This cheap bullying tactic — trying to force people not merely to defend Hebdo’s free speech rights but to embrace the ideas being expressed — has endured to this day (but only when it comes to speech critical of Muslims). A full year later, it’s still common to hear supporters of Western militarism falsely accuse portions of “the left” of having sanctioned or justified the attack on Charlie Hebdo solely on the ground that they refused to cheer for the content of Hebdo’s ideas.
This accusation is an absolute, demonstrable lie, an obvious slander. I’ve never heard a single person on the left express anything other than revulsion at the mass murder of the Hebdo cartoonists, nor have I ever heard anyone on the left suggest that the murders were “deserved” or that the cartoonists “had it coming.” I certainly did hear, and myself expressed, opposition to the relentless targeting of a marginalized minority in France by Hebdo cartoonists (that critique, just by the way, was most eloquently expressed by a former Hebdo staffer, Olivier Cyran: “The obsessive pounding on Muslims to which [Hebdo] has devoted itself for more than a decade has had very real effects. It has powerfully contributed to popularizing, among ‘left-wing’ opinion, the idea that Islam is a major ‘problem’ in French society”). But objections to the substance of an idea quite obviously does not denote or even suggest a failure to uphold the rights of free speech for those who express that idea: unless you’re endorsing the noxious, deceitful, entirely novel concept that one can only defend the free speech rights of those with whom one agrees.
But this all highlights that free speech was not the principle being upheld here; free speech was just a weapon used by some tribalistic Westerners to try to force people into cheering for anti-Islam and anti-Muslim cartoons (not merely the right to publish the cartoons without punishment or violence, but the cartoons themselves).

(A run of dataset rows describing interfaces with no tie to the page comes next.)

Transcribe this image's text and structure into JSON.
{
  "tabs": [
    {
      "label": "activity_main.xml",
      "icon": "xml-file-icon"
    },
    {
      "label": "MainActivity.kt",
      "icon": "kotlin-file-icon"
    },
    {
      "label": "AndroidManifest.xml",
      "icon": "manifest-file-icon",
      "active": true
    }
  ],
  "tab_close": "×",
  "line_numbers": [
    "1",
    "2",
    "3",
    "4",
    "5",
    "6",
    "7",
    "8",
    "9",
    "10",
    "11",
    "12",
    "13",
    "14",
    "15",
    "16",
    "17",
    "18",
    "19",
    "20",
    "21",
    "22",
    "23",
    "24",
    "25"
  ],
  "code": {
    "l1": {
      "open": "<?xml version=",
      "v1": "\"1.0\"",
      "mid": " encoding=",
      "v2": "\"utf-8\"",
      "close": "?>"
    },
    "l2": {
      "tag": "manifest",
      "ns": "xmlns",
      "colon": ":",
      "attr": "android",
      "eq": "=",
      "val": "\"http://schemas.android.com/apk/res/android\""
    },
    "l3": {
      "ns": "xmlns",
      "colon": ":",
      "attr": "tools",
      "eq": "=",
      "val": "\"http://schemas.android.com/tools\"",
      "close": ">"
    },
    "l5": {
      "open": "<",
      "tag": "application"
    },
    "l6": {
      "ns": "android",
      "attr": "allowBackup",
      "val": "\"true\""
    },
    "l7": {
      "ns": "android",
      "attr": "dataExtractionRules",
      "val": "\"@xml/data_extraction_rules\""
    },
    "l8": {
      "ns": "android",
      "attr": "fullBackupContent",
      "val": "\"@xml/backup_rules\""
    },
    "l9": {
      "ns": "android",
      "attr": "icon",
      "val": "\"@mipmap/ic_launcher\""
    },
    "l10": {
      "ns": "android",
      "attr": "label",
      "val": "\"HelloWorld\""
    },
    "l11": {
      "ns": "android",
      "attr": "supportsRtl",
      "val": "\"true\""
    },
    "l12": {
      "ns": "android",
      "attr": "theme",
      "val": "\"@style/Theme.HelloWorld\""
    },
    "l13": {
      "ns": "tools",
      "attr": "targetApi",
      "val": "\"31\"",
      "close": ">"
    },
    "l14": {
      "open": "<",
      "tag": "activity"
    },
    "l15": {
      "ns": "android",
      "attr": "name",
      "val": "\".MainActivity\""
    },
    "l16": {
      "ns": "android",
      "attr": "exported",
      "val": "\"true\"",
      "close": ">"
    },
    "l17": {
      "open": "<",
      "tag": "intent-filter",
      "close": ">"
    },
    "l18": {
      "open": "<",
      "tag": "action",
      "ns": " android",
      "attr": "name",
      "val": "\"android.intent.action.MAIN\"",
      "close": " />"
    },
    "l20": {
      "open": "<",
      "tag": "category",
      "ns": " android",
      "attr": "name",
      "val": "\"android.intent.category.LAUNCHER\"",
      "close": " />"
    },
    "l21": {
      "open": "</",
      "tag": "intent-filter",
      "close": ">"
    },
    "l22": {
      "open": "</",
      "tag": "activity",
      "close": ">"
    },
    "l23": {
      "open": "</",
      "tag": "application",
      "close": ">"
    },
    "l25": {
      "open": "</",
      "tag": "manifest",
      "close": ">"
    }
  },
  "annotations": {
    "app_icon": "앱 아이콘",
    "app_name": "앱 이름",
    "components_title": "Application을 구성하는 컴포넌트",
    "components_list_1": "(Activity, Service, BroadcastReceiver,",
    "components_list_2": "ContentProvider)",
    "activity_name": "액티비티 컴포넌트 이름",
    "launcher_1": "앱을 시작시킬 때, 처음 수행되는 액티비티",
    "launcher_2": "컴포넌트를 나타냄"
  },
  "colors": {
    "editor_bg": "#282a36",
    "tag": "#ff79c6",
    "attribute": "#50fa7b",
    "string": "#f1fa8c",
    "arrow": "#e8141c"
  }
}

And what even more powerfully demonstrates the sham at the heart of this post-Hebdo spectacle is that before the Paris march, and especially since, there has been a systematic assault on the free speech rights of huge numbers of people in France and throughout the West who are either Muslim and/or critics of the West or Israel, and the newfound Hebdo free speech crusaders have exhibited almost no opposition, and at times tacit or explicit support. That’s because free speech was their cynical weapon, not their actual belief.